Its landmark Argentine headquarters, in the heart of the Buenos Aires financial district, was designed by British architects Paul Bell Chambers and Louis Newbery Thomas in 1912. The ornate building, designed in the Academic style that characterized numerous Argentine bank buildings at the time, was completed in 1920, and is known as the Palacio de la Reconquista for its 46 Reconquista Street address.

World War I hurt the Commercial Bank, leading many of its shareholders to sell a majority of the shares to the Anglo-South American. With the acquisition, the Bank now controlled branches in Argentina (in Buenos Aires, Mendoza, and Bahía Blanca), Bolivia, Central America, Colombia, Cuba, Ecuador, Mexico, Peru, Uruguay, and Venezuela. In 1926, the Bank took over the Commercial Bank's branches in Central America, Colombia, Ecuador, and Venezuela.

In 1920 the Bank took over the British Bank of South America, and 60 per cent of the shares of a private banking firm, Banco de A. Edwards y Cía., in Chile. The British Bank of South America traced its origins back to 1862, when it began as the Brazilian and Portuguese Bank. It changed its name in 1866 to the English Bank of Rio de Janeiro. In 1891, its directors sold the bank to local investors and used the proceeds to found a new bank, the British Bank of South America. It conducted operations in Brazil and Argentina, where it had branches in Buenos Aires and Rosario. Agustín Edwards Ossandón had founded Banco de A. Edwards y Cía in 1867; it issued banknotes in Chilean pesos and also pounds sterling.

In the late 1920s and early 1930s the development of synthetic nitrates and the Great Depression harmed business for the Anglo-South American. In 1936, the Anglo-South American went into liquidation. Its chief rival, the Bank of London and South America (BOLSA) then took over many of its operations. Banco A. Edwards, for instance, continued as a BOLSA subsidiary, and was acquired by Midland Bank in 1987; these were, in turn, acquired by HSBC Bank Argentina in 1997, and Edwards' Chilean operations (its last by that name) were merged into Banco de Chile in 2001.


  • Graham, Richard. 1972. Britain and the Onset of Modernization in Brazil, 1850-1914. (Cambridge University Press).
  • Jones, Geoffrey. 1995. British Multinational Banking 1830-1990. (London: Oxford University Press).
  • Joslin, David. 1963. A Century of Banking in Latin America. (London: Oxford University Press).
  • Rippy, J. Fred. 1948. "British Investments in Latin America, 1939," Journal of Political Economy Vol. 56, No. 1, pp. 63–68.

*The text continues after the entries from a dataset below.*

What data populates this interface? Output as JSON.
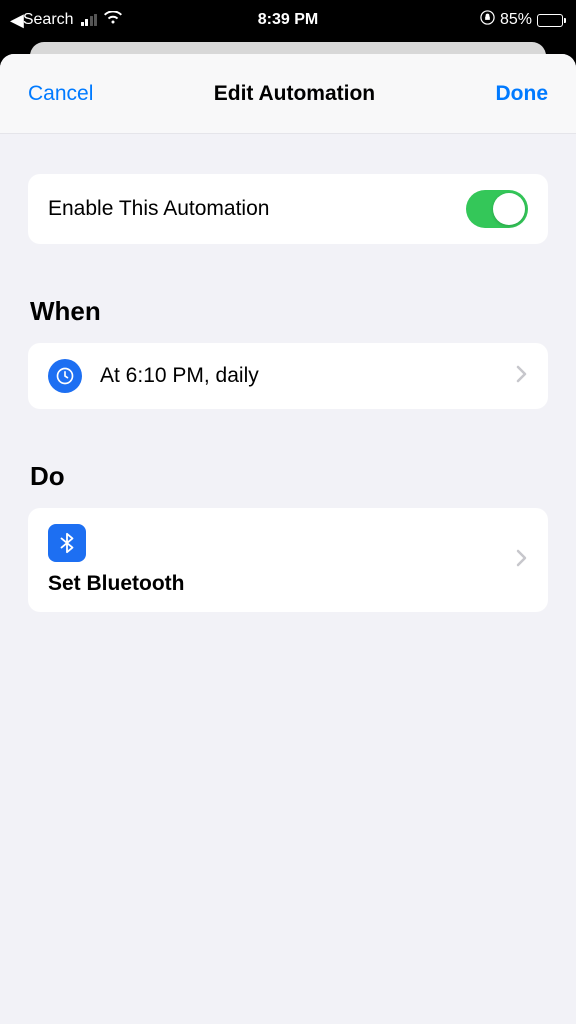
{
  "statusBar": {
    "backApp": "Search",
    "time": "8:39 PM",
    "batteryPercent": "85%"
  },
  "nav": {
    "cancel": "Cancel",
    "title": "Edit Automation",
    "done": "Done"
  },
  "enable": {
    "label": "Enable This Automation",
    "on": true
  },
  "sections": {
    "when": {
      "title": "When",
      "trigger": "At 6:10 PM, daily"
    },
    "do": {
      "title": "Do",
      "action": "Set Bluetooth"
    }
  }
}
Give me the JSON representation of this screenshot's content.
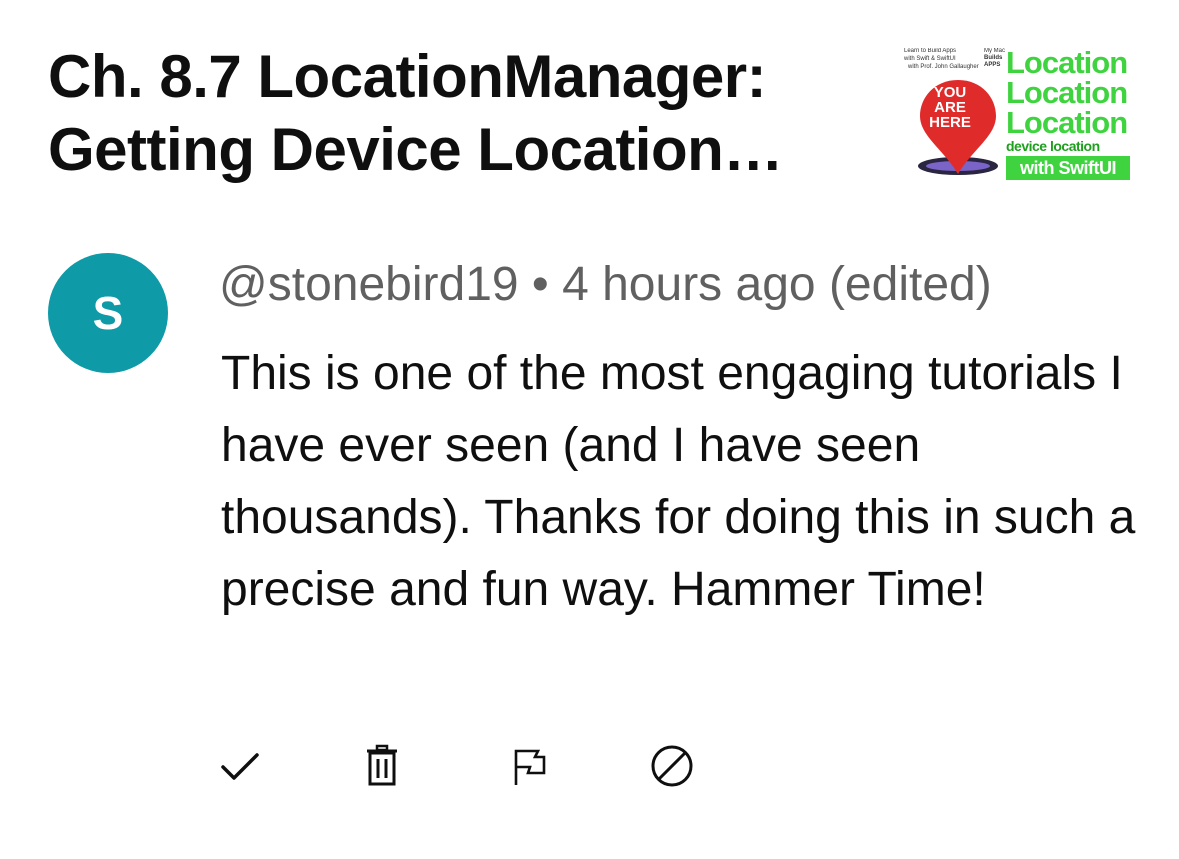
{
  "video": {
    "title": "Ch. 8.7 LocationManager: Getting Device Location…",
    "thumbnail": {
      "top_left_lines": [
        "Learn to Build Apps",
        "with Swift & SwiftUI",
        "with Prof. John Gallaugher"
      ],
      "top_right_lines": [
        "My Mac",
        "Builds",
        "APPS"
      ],
      "pin_text": "YOU ARE HERE",
      "headline_lines": [
        "Location",
        "Location",
        "Location"
      ],
      "subline": "device location",
      "footer": "with SwiftUI",
      "colors": {
        "green": "#3fd43f",
        "pin_red": "#e02b2b"
      }
    }
  },
  "comment": {
    "avatar_letter": "S",
    "avatar_color": "#0e9aa7",
    "author": "@stonebird19",
    "separator": "•",
    "timestamp": "4 hours ago (edited)",
    "text": "This is one of the most engaging tutorials I have ever seen (and I have seen thousands). Thanks for doing this in such a precise and fun way. Hammer Time!"
  },
  "actions": [
    {
      "name": "approve",
      "icon": "checkmark-icon"
    },
    {
      "name": "remove",
      "icon": "trash-icon"
    },
    {
      "name": "report",
      "icon": "flag-icon"
    },
    {
      "name": "hide-user",
      "icon": "block-icon"
    }
  ]
}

Coordinates: 34°36′24.3″S 58°22′20.5″W / 34.606750°S 58.372361°W / -34.606750; -58.372361